There have been attacks against many on the basis of who they are and what they stand for. Women, the transgender community, religious minorities, ethnic groups and certain sects have all faced the brunt. We have lost more than 50,000 people to incidents of terror. Our mosques, mausoleums, schools, colleges, shopping malls and bazaars have been attacked. The cost of ‘outrage’ has been monumental.
Why does it matter if one person or even if many people feel outraged at what another has said or done? Unless there is an imminent physical threat, incitement to hatred/violence, why should a person’s or even a nation’s outrage matter? And if it does, there are laws and legal institutions for prosecution. How did we come to the point where people feel they can take the law into their own hands?
This is where I believe the rot has happened over a long time and where all of us are guilty: we have led and followed each other down this path. When people raised issues about not having Urdu as the only national language, we responded by calling them unpatriotic and resorted to violence. When people asked for provincial autonomy, we did the same. We decimated the left after calling them anti-Islamic. We did and do the same to secularists. When the state responded to a situation through violence, whether through illegal detentions, disappearances, custodial deaths or pre-emptive strikes, we stood by quietly.
We have used religious sects, political parties, and different ideologies against each other to further the aims of the state (national unity/ strategic depth). How can we today expect that all of this will not lead to a narrowing of the mainstream, rise in intolerance and a resort to violence when an ‘outrage’ is perpetrated?
Not only are legal and other institutions of the state weak, they stand compromised. We do not expect neutrality from them. If we are a ‘favoured’ sect or group, we expect active protection and support of state institutions when we commit violence in the name of any ‘larger’ objective that the state, tacitly or directly, endorses.

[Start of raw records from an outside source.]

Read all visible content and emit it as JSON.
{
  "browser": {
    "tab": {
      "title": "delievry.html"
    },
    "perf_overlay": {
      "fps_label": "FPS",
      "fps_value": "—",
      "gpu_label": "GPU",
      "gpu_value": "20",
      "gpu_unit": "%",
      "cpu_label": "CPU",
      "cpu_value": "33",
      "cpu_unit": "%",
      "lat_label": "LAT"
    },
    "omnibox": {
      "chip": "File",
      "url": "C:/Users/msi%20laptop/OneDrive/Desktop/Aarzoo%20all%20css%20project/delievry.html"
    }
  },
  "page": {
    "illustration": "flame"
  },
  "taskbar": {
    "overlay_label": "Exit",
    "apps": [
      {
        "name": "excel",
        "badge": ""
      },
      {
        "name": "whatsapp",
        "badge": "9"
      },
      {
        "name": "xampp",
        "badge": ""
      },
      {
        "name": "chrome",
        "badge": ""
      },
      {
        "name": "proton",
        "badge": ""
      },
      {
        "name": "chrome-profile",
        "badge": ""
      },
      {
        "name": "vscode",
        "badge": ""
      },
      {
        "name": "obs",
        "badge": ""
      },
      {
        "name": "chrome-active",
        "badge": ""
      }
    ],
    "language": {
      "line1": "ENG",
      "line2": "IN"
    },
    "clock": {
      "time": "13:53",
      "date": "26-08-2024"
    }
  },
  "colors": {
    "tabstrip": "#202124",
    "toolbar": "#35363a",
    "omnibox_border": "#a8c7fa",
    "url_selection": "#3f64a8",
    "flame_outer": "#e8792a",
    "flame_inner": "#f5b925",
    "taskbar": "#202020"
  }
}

I, as an individual, know state institutions for justice and law & order are weak and I have a good chance of getting away with murder. In any case I know my actions will not be condemned by a sufficient number. They may actually be supported by many similar-minded people. Violence and even murder become an easier option under the circumstances.
Media and educational institutions could have offered us a way out and been a paddle for us. But, at the moment, they are a part of the problem. Media, though quite free, in the race for ratings sensationalizes and adds to the frenzy. Our education system, based on poorly written textbooks, rote learning and dependent on teachers who have come through the same system, produces narrow-minded individuals. If there is going to be a change, media and educational institutions will have to be in the vanguard. But the question is: how will change come?
Lest we forget, the problems are not just the lack of deterrence effect of punishment or probability of getting away with the crime, the self-righteousness of individuals/groups, narrowing of the limits of acceptable behavior, reduced tolerance and the acceptance of outrage as a justification of violence are the culprit. The latter have happened over decades and with the connivance or acquiescence of most people in the country. We are reaping what we have, so carefully and willingly, sown.
The writer is a senior research fellow at the Institute of Development and Economic Alternatives and an associate professor of economics at Lums, Lahore.
Published in Dawn, July 29th, 2016
This story was originally published by Dawn, Pakistan